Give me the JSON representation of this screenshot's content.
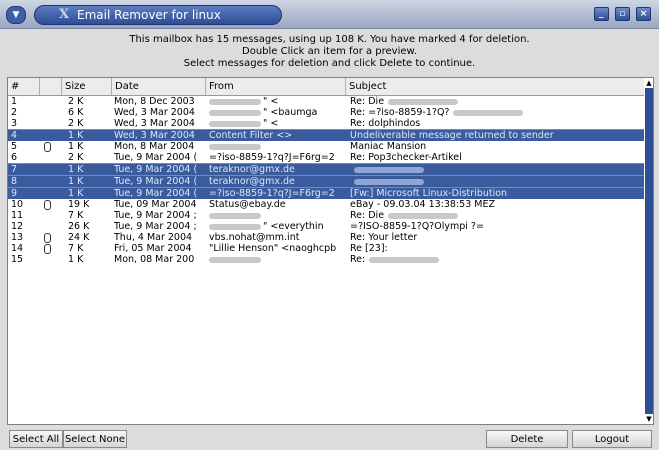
{
  "window": {
    "title": "Email Remover for linux",
    "logo": "X",
    "menu_glyph": "▼",
    "minimize": "_",
    "maximize": "▫",
    "close": "×"
  },
  "info": {
    "line1": "This mailbox has 15 messages, using up 108 K. You have marked 4 for deletion.",
    "line2": "Double Click an item for a preview.",
    "line3": "Select messages for deletion and click Delete to continue."
  },
  "table": {
    "headers": {
      "num": "#",
      "attach": "",
      "size": "Size",
      "date": "Date",
      "from": "From",
      "subject": "Subject"
    },
    "rows": [
      {
        "num": "1",
        "attach": false,
        "size": "2 K",
        "date": "Mon, 8 Dec 2003",
        "from": "\" <",
        "from_blur": true,
        "subject": "Re: Die",
        "subject_blur": true,
        "selected": false
      },
      {
        "num": "2",
        "attach": false,
        "size": "6 K",
        "date": "Wed, 3 Mar 2004",
        "from": "\" <baumga",
        "from_blur": true,
        "subject": "Re: =?iso-8859-1?Q?",
        "subject_blur": true,
        "selected": false
      },
      {
        "num": "3",
        "attach": false,
        "size": "2 K",
        "date": "Wed, 3 Mar 2004",
        "from": "\" <",
        "from_blur": true,
        "subject": "Re: dolphindos",
        "subject_blur": false,
        "selected": false
      },
      {
        "num": "4",
        "attach": false,
        "size": "1 K",
        "date": "Wed, 3 Mar 2004",
        "from": "Content Filter <>",
        "from_blur": false,
        "subject": "Undeliverable message returned to sender",
        "subject_blur": false,
        "selected": true
      },
      {
        "num": "5",
        "attach": true,
        "size": "1 K",
        "date": "Mon, 8 Mar 2004",
        "from": "",
        "from_blur": true,
        "subject": "Maniac Mansion",
        "subject_blur": false,
        "selected": false
      },
      {
        "num": "6",
        "attach": false,
        "size": "2 K",
        "date": "Tue, 9 Mar 2004 (",
        "from": "=?iso-8859-1?q?J=F6rg=2",
        "from_blur": false,
        "subject": "Re: Pop3checker-Artikel",
        "subject_blur": false,
        "selected": false
      },
      {
        "num": "7",
        "attach": false,
        "size": "1 K",
        "date": "Tue, 9 Mar 2004 (",
        "from": "teraknor@gmx.de",
        "from_blur": false,
        "subject": "",
        "subject_blur": true,
        "selected": true
      },
      {
        "num": "8",
        "attach": false,
        "size": "1 K",
        "date": "Tue, 9 Mar 2004 (",
        "from": "teraknor@gmx.de",
        "from_blur": false,
        "subject": "",
        "subject_blur": true,
        "selected": true
      },
      {
        "num": "9",
        "attach": false,
        "size": "1 K",
        "date": "Tue, 9 Mar 2004 (",
        "from": "=?iso-8859-1?q?J=F6rg=2",
        "from_blur": false,
        "subject": "[Fw:] Microsoft  Linux-Distribution",
        "subject_blur": false,
        "selected": true
      },
      {
        "num": "10",
        "attach": true,
        "size": "19 K",
        "date": "Tue, 09 Mar 2004",
        "from": "Status@ebay.de",
        "from_blur": false,
        "subject": "eBay -  09.03.04 13:38:53 MEZ",
        "subject_blur": false,
        "selected": false
      },
      {
        "num": "11",
        "attach": false,
        "size": "7 K",
        "date": "Tue, 9 Mar 2004 ;",
        "from": "",
        "from_blur": true,
        "subject": "Re: Die",
        "subject_blur": true,
        "selected": false
      },
      {
        "num": "12",
        "attach": false,
        "size": "26 K",
        "date": "Tue, 9 Mar 2004 ;",
        "from": "\" <everythin",
        "from_blur": true,
        "subject": "=?ISO-8859-1?Q?Olympi ?=",
        "subject_blur": false,
        "selected": false
      },
      {
        "num": "13",
        "attach": true,
        "size": "24 K",
        "date": "Thu, 4 Mar 2004",
        "from": "vbs.nohat@mm.int",
        "from_blur": false,
        "subject": "Re: Your letter",
        "subject_blur": false,
        "selected": false
      },
      {
        "num": "14",
        "attach": true,
        "size": "7 K",
        "date": "Fri, 05 Mar 2004",
        "from": "\"Lillie Henson\" <naoghcpb",
        "from_blur": false,
        "subject": "Re [23]:",
        "subject_blur": false,
        "selected": false
      },
      {
        "num": "15",
        "attach": false,
        "size": "1 K",
        "date": "Mon, 08 Mar 200",
        "from": "",
        "from_blur": true,
        "subject": "Re:",
        "subject_blur": true,
        "selected": false
      }
    ]
  },
  "buttons": {
    "select_all": "Select All",
    "select_none": "Select None",
    "delete": "Delete",
    "logout": "Logout"
  },
  "scrollbar": {
    "up": "▲",
    "down": "▼"
  }
}
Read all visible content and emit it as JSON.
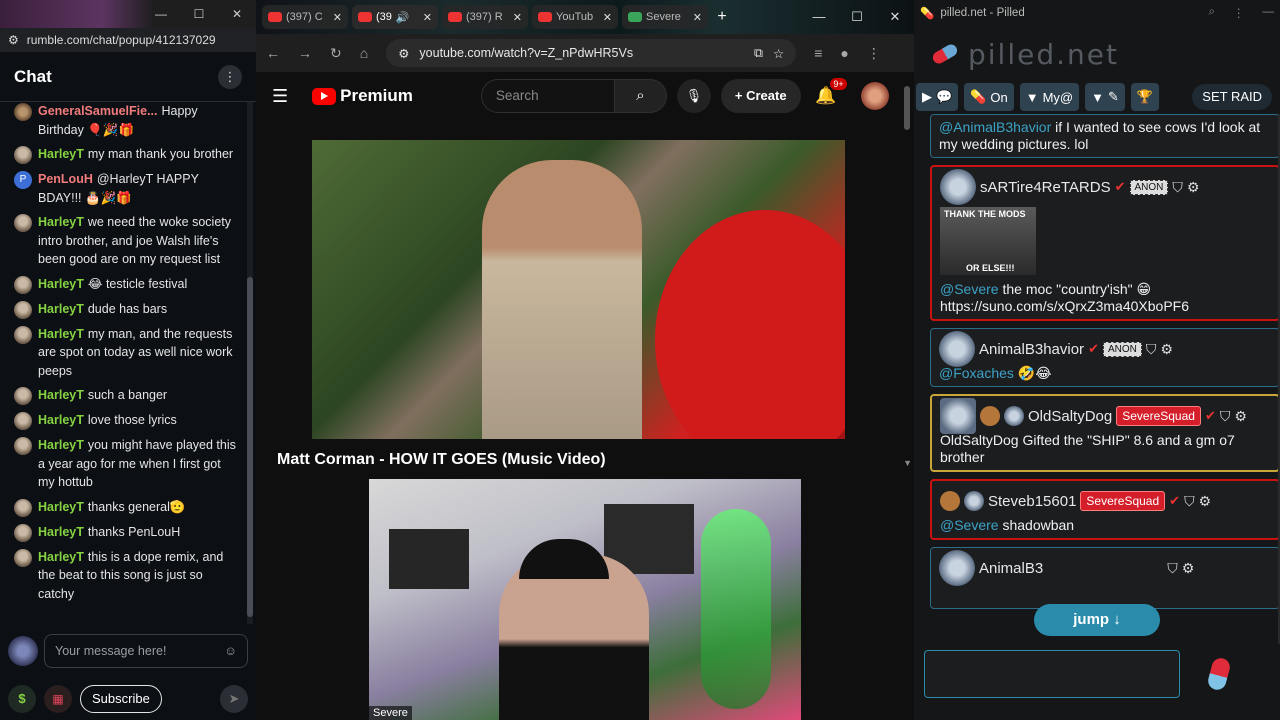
{
  "rumble": {
    "url": "rumble.com/chat/popup/412137029",
    "header_title": "Chat",
    "messages": [
      {
        "name": "GeneralSamuelFie...",
        "text": "Happy Birthday 🎈🎉🎁",
        "color": "pink"
      },
      {
        "name": "HarleyT",
        "text": "my man thank you brother"
      },
      {
        "name": "PenLouH",
        "text": "@HarleyT HAPPY BDAY!!! 🎂🎉🎁",
        "color": "p"
      },
      {
        "name": "HarleyT",
        "text": "we need the woke society intro brother, and joe Walsh life's been good are on my request list"
      },
      {
        "name": "HarleyT",
        "text": "😂 testicle festival"
      },
      {
        "name": "HarleyT",
        "text": "dude has bars"
      },
      {
        "name": "HarleyT",
        "text": "my man, and the requests are spot on today as well nice work peeps"
      },
      {
        "name": "HarleyT",
        "text": "such a banger"
      },
      {
        "name": "HarleyT",
        "text": "love those lyrics"
      },
      {
        "name": "HarleyT",
        "text": "you might have played this a year ago for me when I first got my hottub"
      },
      {
        "name": "HarleyT",
        "text": "thanks general🫡"
      },
      {
        "name": "HarleyT",
        "text": "thanks PenLouH"
      },
      {
        "name": "HarleyT",
        "text": "this is a dope remix, and the beat to this song is just so catchy"
      }
    ],
    "input_placeholder": "Your message here!",
    "subscribe_label": "Subscribe"
  },
  "youtube": {
    "tabs": [
      "(397) C",
      "(39",
      "(397) R",
      "YouTub",
      "Severe"
    ],
    "url": "youtube.com/watch?v=Z_nPdwHR5Vs",
    "brand": "Premium",
    "search_placeholder": "Search",
    "create_label": "Create",
    "notif_badge": "9+",
    "video_title": "Matt Corman - HOW IT GOES (Music Video)",
    "cam_label": "Severe"
  },
  "pilled": {
    "window_title": "pilled.net - Pilled",
    "logo_text": "pilled.net",
    "toolbar": {
      "on_label": "On",
      "my_label": "My@",
      "raid_label": "SET RAID"
    },
    "cards": [
      {
        "style": "blue",
        "mention": "@AnimalB3havior",
        "text": "if I wanted to see cows I'd look at my wedding pictures. lol"
      },
      {
        "style": "red",
        "user": "sARTire4ReTARDS",
        "badge": "ANON",
        "meme_top": "THANK THE MODS",
        "meme_bottom": "OR ELSE!!!",
        "mention": "@Severe",
        "text": "the moc \"country'ish\" 😁 https://suno.com/s/xQrxZ3ma40XboPF6"
      },
      {
        "style": "blue",
        "user": "AnimalB3havior",
        "badge": "ANON",
        "mention": "@Foxaches",
        "text": "🤣😂"
      },
      {
        "style": "gold",
        "user": "OldSaltyDog",
        "squad": "SevereSquad",
        "text": "OldSaltyDog Gifted the \"SHIP\" 8.6 and a gm o7 brother"
      },
      {
        "style": "red",
        "user": "Steveb15601",
        "squad": "SevereSquad",
        "mention": "@Severe",
        "text": "shadowban"
      },
      {
        "style": "blue",
        "user": "AnimalB3"
      }
    ],
    "jump_label": "jump ↓"
  }
}
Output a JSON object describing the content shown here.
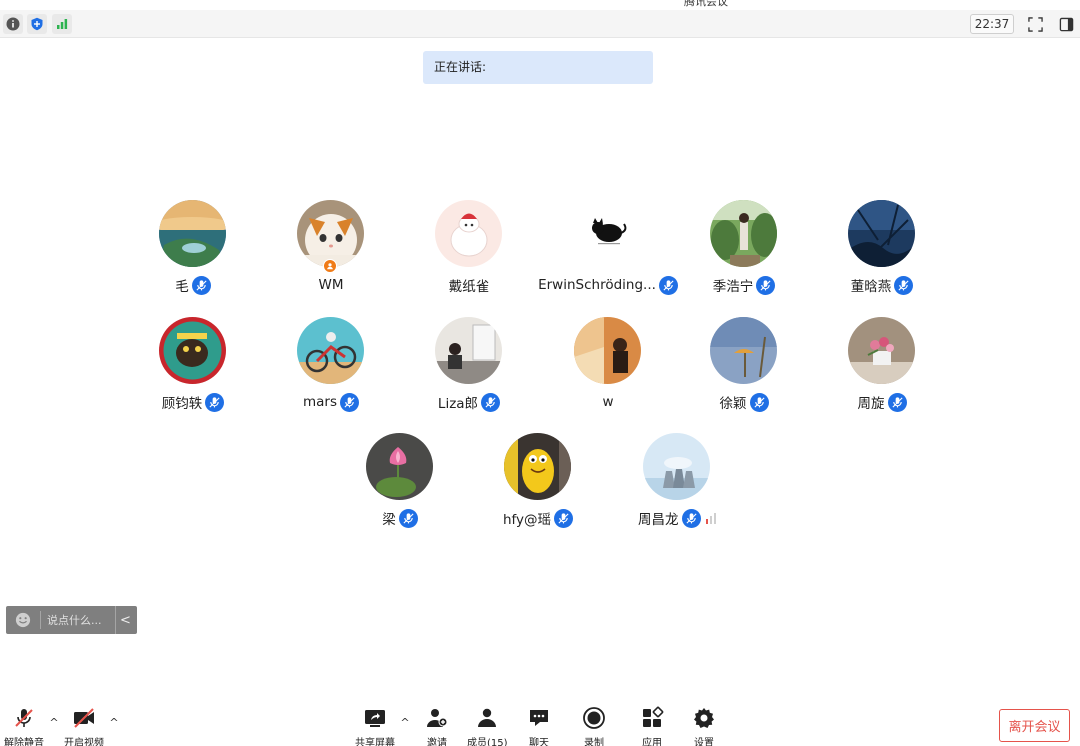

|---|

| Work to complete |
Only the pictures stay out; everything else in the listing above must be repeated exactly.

| Response to this exercise |
Give me the JSON representation of this screenshot's content.
{
  "window": {
    "title": "Email Remover for linux",
    "logo": "X",
    "menu_glyph": "▼",
    "minimize": "_",
    "maximize": "▫",
    "close": "×"
  },
  "info": {
    "line1": "This mailbox has 15 messages, using up 108 K. You have marked 4 for deletion.",
    "line2": "Double Click an item for a preview.",
    "line3": "Select messages for deletion and click Delete to continue."
  },
  "table": {
    "headers": {
      "num": "#",
      "attach": "",
      "size": "Size",
      "date": "Date",
      "from": "From",
      "subject": "Subject"
    },
    "rows": [
      {
        "num": "1",
        "attach": false,
        "size": "2 K",
        "date": "Mon, 8 Dec 2003",
        "from": "\" <",
        "from_blur": true,
        "subject": "Re: Die",
        "subject_blur": true,
        "selected": false
      },
      {
        "num": "2",
        "attach": false,
        "size": "6 K",
        "date": "Wed, 3 Mar 2004",
        "from": "\" <baumga",
        "from_blur": true,
        "subject": "Re: =?iso-8859-1?Q?",
        "subject_blur": true,
        "selected": false
      },
      {
        "num": "3",
        "attach": false,
        "size": "2 K",
        "date": "Wed, 3 Mar 2004",
        "from": "\" <",
        "from_blur": true,
        "subject": "Re: dolphindos",
        "subject_blur": false,
        "selected": false
      },
      {
        "num": "4",
        "attach": false,
        "size": "1 K",
        "date": "Wed, 3 Mar 2004",
        "from": "Content Filter <>",
        "from_blur": false,
        "subject": "Undeliverable message returned to sender",
        "subject_blur": false,
        "selected": true
      },
      {
        "num": "5",
        "attach": true,
        "size": "1 K",
        "date": "Mon, 8 Mar 2004",
        "from": "",
        "from_blur": true,
        "subject": "Maniac Mansion",
        "subject_blur": false,
        "selected": false
      },
      {
        "num": "6",
        "attach": false,
        "size": "2 K",
        "date": "Tue, 9 Mar 2004 (",
        "from": "=?iso-8859-1?q?J=F6rg=2",
        "from_blur": false,
        "subject": "Re: Pop3checker-Artikel",
        "subject_blur": false,
        "selected": false
      },
      {
        "num": "7",
        "attach": false,
        "size": "1 K",
        "date": "Tue, 9 Mar 2004 (",
        "from": "teraknor@gmx.de",
        "from_blur": false,
        "subject": "",
        "subject_blur": true,
        "selected": true
      },
      {
        "num": "8",
        "attach": false,
        "size": "1 K",
        "date": "Tue, 9 Mar 2004 (",
        "from": "teraknor@gmx.de",
        "from_blur": false,
        "subject": "",
        "subject_blur": true,
        "selected": true
      },
      {
        "num": "9",
        "attach": false,
        "size": "1 K",
        "date": "Tue, 9 Mar 2004 (",
        "from": "=?iso-8859-1?q?J=F6rg=2",
        "from_blur": false,
        "subject": "[Fw:] Microsoft  Linux-Distribution",
        "subject_blur": false,
        "selected": true
      },
      {
        "num": "10",
        "attach": true,
        "size": "19 K",
        "date": "Tue, 09 Mar 2004",
        "from": "Status@ebay.de",
        "from_blur": false,
        "subject": "eBay -  09.03.04 13:38:53 MEZ",
        "subject_blur": false,
        "selected": false
      },
      {
        "num": "11",
        "attach": false,
        "size": "7 K",
        "date": "Tue, 9 Mar 2004 ;",
        "from": "",
        "from_blur": true,
        "subject": "Re: Die",
        "subject_blur": true,
        "selected": false
      },
      {
        "num": "12",
        "attach": false,
        "size": "26 K",
        "date": "Tue, 9 Mar 2004 ;",
        "from": "\" <everythin",
        "from_blur": true,
        "subject": "=?ISO-8859-1?Q?Olympi ?=",
        "subject_blur": false,
        "selected": false
      },
      {
        "num": "13",
        "attach": true,
        "size": "24 K",
        "date": "Thu, 4 Mar 2004",
        "from": "vbs.nohat@mm.int",
        "from_blur": false,
        "subject": "Re: Your letter",
        "subject_blur": false,
        "selected": false
      },
      {
        "num": "14",
        "attach": true,
        "size": "7 K",
        "date": "Fri, 05 Mar 2004",
        "from": "\"Lillie Henson\" <naoghcpb",
        "from_blur": false,
        "subject": "Re [23]:",
        "subject_blur": false,
        "selected": false
      },
      {
        "num": "15",
        "attach": false,
        "size": "1 K",
        "date": "Mon, 08 Mar 200",
        "from": "",
        "from_blur": true,
        "subject": "Re:",
        "subject_blur": true,
        "selected": false
      }
    ]
  },
  "buttons": {
    "select_all": "Select All",
    "select_none": "Select None",
    "delete": "Delete",
    "logout": "Logout"
  },
  "scrollbar": {
    "up": "▲",
    "down": "▼"
  }
}
Read all visible content and emit it as JSON.
{
  "rumble": {
    "url": "rumble.com/chat/popup/412137029",
    "header_title": "Chat",
    "messages": [
      {
        "name": "GeneralSamuelFie...",
        "text": "Happy Birthday 🎈🎉🎁",
        "color": "pink"
      },
      {
        "name": "HarleyT",
        "text": "my man thank you brother"
      },
      {
        "name": "PenLouH",
        "text": "@HarleyT HAPPY BDAY!!! 🎂🎉🎁",
        "color": "p"
      },
      {
        "name": "HarleyT",
        "text": "we need the woke society intro brother, and joe Walsh life's been good are on my request list"
      },
      {
        "name": "HarleyT",
        "text": "😂 testicle festival"
      },
      {
        "name": "HarleyT",
        "text": "dude has bars"
      },
      {
        "name": "HarleyT",
        "text": "my man, and the requests are spot on today as well nice work peeps"
      },
      {
        "name": "HarleyT",
        "text": "such a banger"
      },
      {
        "name": "HarleyT",
        "text": "love those lyrics"
      },
      {
        "name": "HarleyT",
        "text": "you might have played this a year ago for me when I first got my hottub"
      },
      {
        "name": "HarleyT",
        "text": "thanks general🫡"
      },
      {
        "name": "HarleyT",
        "text": "thanks PenLouH"
      },
      {
        "name": "HarleyT",
        "text": "this is a dope remix, and the beat to this song is just so catchy"
      }
    ],
    "input_placeholder": "Your message here!",
    "subscribe_label": "Subscribe"
  },
  "youtube": {
    "tabs": [
      "(397) C",
      "(39",
      "(397) R",
      "YouTub",
      "Severe"
    ],
    "url": "youtube.com/watch?v=Z_nPdwHR5Vs",
    "brand": "Premium",
    "search_placeholder": "Search",
    "create_label": "Create",
    "notif_badge": "9+",
    "video_title": "Matt Corman - HOW IT GOES (Music Video)",
    "cam_label": "Severe"
  },
  "pilled": {
    "window_title": "pilled.net - Pilled",
    "logo_text": "pilled.net",
    "toolbar": {
      "on_label": "On",
      "my_label": "My@",
      "raid_label": "SET RAID"
    },
    "cards": [
      {
        "style": "blue",
        "mention": "@AnimalB3havior",
        "text": "if I wanted to see cows I'd look at my wedding pictures. lol"
      },
      {
        "style": "red",
        "user": "sARTire4ReTARDS",
        "badge": "ANON",
        "meme_top": "THANK THE MODS",
        "meme_bottom": "OR ELSE!!!",
        "mention": "@Severe",
        "text": "the moc \"country'ish\" 😁 https://suno.com/s/xQrxZ3ma40XboPF6"
      },
      {
        "style": "blue",
        "user": "AnimalB3havior",
        "badge": "ANON",
        "mention": "@Foxaches",
        "text": "🤣😂"
      },
      {
        "style": "gold",
        "user": "OldSaltyDog",
        "squad": "SevereSquad",
        "text": "OldSaltyDog Gifted the \"SHIP\" 8.6 and a gm o7 brother"
      },
      {
        "style": "red",
        "user": "Steveb15601",
        "squad": "SevereSquad",
        "mention": "@Severe",
        "text": "shadowban"
      },
      {
        "style": "blue",
        "user": "AnimalB3"
      }
    ],
    "jump_label": "jump ↓"
  }
}
Output a JSON object describing the content shown here.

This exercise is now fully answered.